Having witnessed the popular revolutions in the Middle East and North Africa in the last year, that overthrew long-established dictators who had demonstratively exploited the natural wealth of their countries to support their and their families’ over-the-top luxurious lifestyles over the course of decades of their rule, one might think that the new generation of twenty-first century dictators would more carefully, perhaps more modestly, adopt this age-old tradition. But even Turkmenistan’s leader, Gurbanguly Berdymukhamedov, not even in power for six years, is reported to abuse his position to accumulate wealth and material luxuries for himself, his family, and entourage of loyalists.
This week, the website centrasia.ru published two articles about this kind of abuse among Turkmenistan’s leadership. The site describes itself as a specialist’s reference material on Central Asia and contains background information about Central Asian countries. Creators of the site state that the resource is free of political and national bias. Nonetheless, many of its authors are unknown or writing under pseudonyms, as would be the case with exposés on Turkmenistan’s inner workings, and the reliability of information is questionable, but may provide an interesting window into the sentiments within closed societies and their halls of power. Often, the site serves as a platform for compromising materials from officials who have fallen out of favor with an axe to grind, and therefore the information provided, though plausible, must be questioned.
In his article entitled “Turkmenistan as a private garden for the Turkmen family” published on centrasia.ru, an author going by the name Kh.Agabaev describes how President Berdymukhamedov’s relatives exploit their relations for personal benefit. For example, it is reported that the President’s father provides various favors to friends and acquaintances for a minimum charge of 50.000 USD. His sisters control major foreign and local businesses and demand sizable kickbacks and close down well-run successful companies at their whims. One sister is a black market supplier of liquefied gas to Afghanistan, which passes through an unrecorded channel in the Lebap region, says the author, without naming his sources. And Berdymukhamedov’s son has assumed the position of Deputy Minister of Agriculture and is actively trying to influence the country’s personnel policy, and line his own pockets.

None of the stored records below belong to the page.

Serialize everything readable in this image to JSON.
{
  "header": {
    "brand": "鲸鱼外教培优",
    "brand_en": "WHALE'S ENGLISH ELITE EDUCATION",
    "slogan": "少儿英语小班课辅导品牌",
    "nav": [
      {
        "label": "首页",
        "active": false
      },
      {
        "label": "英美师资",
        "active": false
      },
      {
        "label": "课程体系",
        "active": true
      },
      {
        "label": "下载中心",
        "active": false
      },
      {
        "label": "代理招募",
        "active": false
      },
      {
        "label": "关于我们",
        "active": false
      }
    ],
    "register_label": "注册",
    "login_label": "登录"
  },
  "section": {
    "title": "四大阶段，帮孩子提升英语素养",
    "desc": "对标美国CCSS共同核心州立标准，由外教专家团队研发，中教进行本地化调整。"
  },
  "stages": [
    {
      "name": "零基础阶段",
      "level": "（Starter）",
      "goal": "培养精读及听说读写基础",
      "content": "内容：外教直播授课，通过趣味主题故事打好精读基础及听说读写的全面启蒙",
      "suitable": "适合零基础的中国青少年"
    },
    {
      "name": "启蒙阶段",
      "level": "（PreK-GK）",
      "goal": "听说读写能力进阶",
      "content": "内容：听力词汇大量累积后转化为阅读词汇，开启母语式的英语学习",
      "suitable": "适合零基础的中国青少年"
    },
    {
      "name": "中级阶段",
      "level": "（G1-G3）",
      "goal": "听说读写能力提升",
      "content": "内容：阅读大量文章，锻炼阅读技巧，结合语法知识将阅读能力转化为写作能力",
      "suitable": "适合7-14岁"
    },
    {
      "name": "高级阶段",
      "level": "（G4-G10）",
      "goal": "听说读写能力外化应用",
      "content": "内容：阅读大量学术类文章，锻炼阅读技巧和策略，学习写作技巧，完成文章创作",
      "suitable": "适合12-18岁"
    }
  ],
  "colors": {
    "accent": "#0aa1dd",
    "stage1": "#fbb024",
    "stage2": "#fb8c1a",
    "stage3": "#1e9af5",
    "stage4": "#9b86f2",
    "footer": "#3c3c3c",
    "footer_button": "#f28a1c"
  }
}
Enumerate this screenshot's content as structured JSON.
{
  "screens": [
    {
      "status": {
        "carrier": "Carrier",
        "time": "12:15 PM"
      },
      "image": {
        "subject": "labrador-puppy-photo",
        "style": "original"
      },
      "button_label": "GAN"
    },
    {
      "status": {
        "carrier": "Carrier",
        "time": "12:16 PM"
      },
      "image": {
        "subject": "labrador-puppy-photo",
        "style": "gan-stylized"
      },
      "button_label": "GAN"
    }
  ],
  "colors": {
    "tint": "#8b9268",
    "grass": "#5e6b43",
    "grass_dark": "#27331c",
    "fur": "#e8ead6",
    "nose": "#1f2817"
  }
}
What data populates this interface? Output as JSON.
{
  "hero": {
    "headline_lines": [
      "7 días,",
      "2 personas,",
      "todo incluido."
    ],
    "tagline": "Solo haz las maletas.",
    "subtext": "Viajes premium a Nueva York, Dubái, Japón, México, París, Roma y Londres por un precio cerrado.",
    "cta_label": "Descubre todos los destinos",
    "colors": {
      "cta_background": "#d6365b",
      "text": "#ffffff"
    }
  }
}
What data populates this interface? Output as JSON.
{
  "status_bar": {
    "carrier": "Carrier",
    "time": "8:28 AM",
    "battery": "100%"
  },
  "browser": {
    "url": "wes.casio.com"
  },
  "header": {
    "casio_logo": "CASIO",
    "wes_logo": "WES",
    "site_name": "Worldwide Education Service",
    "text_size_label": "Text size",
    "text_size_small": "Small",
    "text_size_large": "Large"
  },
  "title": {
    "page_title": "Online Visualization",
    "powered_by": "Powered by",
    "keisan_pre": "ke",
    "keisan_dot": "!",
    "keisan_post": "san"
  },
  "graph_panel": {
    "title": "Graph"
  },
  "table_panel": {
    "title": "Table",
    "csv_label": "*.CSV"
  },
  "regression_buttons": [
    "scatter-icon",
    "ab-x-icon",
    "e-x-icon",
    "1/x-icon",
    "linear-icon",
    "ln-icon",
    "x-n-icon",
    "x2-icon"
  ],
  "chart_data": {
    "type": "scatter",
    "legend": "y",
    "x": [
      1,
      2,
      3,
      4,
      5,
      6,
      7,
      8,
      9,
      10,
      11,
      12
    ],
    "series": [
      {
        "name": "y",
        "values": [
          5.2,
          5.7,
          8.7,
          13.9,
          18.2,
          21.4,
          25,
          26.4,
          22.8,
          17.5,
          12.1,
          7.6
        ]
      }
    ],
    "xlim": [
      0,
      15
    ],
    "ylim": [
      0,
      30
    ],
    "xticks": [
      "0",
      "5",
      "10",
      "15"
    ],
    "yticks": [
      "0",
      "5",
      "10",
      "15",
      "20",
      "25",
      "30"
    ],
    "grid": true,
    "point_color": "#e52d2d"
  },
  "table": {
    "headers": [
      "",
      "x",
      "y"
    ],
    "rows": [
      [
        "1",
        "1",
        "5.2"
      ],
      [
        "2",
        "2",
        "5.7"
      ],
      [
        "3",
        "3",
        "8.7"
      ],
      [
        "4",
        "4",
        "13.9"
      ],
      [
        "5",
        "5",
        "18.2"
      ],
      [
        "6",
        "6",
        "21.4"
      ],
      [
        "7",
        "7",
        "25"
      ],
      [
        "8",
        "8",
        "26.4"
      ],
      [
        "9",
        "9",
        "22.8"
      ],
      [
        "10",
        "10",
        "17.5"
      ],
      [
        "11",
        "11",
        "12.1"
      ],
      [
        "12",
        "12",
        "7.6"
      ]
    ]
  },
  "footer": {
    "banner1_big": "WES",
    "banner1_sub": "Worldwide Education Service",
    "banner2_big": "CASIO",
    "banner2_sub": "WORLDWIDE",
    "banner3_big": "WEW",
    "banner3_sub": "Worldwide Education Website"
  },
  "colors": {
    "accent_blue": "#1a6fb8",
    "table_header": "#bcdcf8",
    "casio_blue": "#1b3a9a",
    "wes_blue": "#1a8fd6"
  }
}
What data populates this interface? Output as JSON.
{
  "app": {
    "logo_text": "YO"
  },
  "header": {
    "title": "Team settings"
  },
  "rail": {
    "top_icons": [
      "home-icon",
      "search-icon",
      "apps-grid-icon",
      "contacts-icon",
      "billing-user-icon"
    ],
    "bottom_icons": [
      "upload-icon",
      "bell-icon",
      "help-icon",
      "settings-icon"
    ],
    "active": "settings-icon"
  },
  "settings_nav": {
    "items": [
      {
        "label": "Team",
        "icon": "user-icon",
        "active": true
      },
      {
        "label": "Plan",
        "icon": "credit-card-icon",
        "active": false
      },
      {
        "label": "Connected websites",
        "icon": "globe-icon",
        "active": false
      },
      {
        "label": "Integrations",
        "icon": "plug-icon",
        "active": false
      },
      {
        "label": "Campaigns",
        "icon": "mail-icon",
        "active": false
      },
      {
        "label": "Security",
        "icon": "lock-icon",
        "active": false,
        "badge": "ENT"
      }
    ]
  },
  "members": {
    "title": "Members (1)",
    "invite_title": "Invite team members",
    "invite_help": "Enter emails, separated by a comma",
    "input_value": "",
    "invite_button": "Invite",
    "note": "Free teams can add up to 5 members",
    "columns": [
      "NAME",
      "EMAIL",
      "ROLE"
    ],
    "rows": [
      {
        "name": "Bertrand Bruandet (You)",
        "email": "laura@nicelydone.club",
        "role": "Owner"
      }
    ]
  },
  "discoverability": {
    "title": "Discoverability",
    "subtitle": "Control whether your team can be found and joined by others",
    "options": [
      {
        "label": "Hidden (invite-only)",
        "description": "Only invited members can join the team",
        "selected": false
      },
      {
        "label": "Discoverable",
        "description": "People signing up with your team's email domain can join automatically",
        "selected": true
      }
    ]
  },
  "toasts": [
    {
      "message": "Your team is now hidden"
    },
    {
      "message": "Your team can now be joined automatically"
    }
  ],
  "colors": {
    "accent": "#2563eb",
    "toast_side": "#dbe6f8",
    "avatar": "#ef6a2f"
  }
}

Like his predecessor, the mercurial dictator Saparmurat Niyazov, Berdymukhamedov squanders the state budget on vanity projects, and the population pays the price. Not only for the utterly destroyed social safety net that leaves a population without educational opportunity or health care and other services that governments should provide their citizens, but also for when the grandiose vanity projects fail. After billions of dollars have been sunk into erecting palaces and recreational facilities at the Avaza tourism resort on the Caspian Sea, which isn’t attracting tourists, according to another author on centrasia.ru, K. Niyazaliev in his article “Whims of Turkmenbashi the Second,” Berdymukhamedov has prohibited his subordinates from going on vacation overseas and decrees that they vacation in Avaza. Niyazaliev writes of the growing contempt of Turkmen officials, for whimsical decrees such as this one, alongside the famous “low bow” that Berdymukhamedov requires of governmental officials when they greet him. Berdymukhamedov’s self-aggrandizing projects that position him as some kind of a renaissance man – such as posing as a singer, a racetrack driver, a horseback rider, as well as his outlandish micro-managerial decrees ranging from state management, to the dress cut and colors his staff should wear, earn him only disdain from his subordinates.
With Turkmen governmental resources being spent on his caprices, and with little being allocated towards meeting basic human needs, we have a recipe for disaster. Prices are growing rapidly in Turkmenistan, subsidies are being withdrawn, and even members of the only political party of Turkmenistan, the pro-governmental party, are now being shaken down - - as they are now forced to pay membership fees.
It is this kind of coalescence of greed by dictators, and disregard for the well-being of their citizens, who are growing more impoverished, that caused populations to break, take to the streets, and make the revolutions that made up the so-called “Arab Spring” last year. But Berdymukhamedov’s response, seeing what happened to the leaders of those countries, is to stock up on arms. He has recently issued large purchases of special military uniforms, weapons, shields, and batons for Ministry of Interior law enforcement units, who conduct daily exercises likely to practice for a response to possible public protest. He has again shuffled his cabinet, firing a number of well-placed officials, and issuing reprimands, preventing the formation of close ties among subordinates, or the growth of influence among them. And yet, as the Niyazaliev article reports, tension seethes among the officialsh, not to mention a downtrodden public.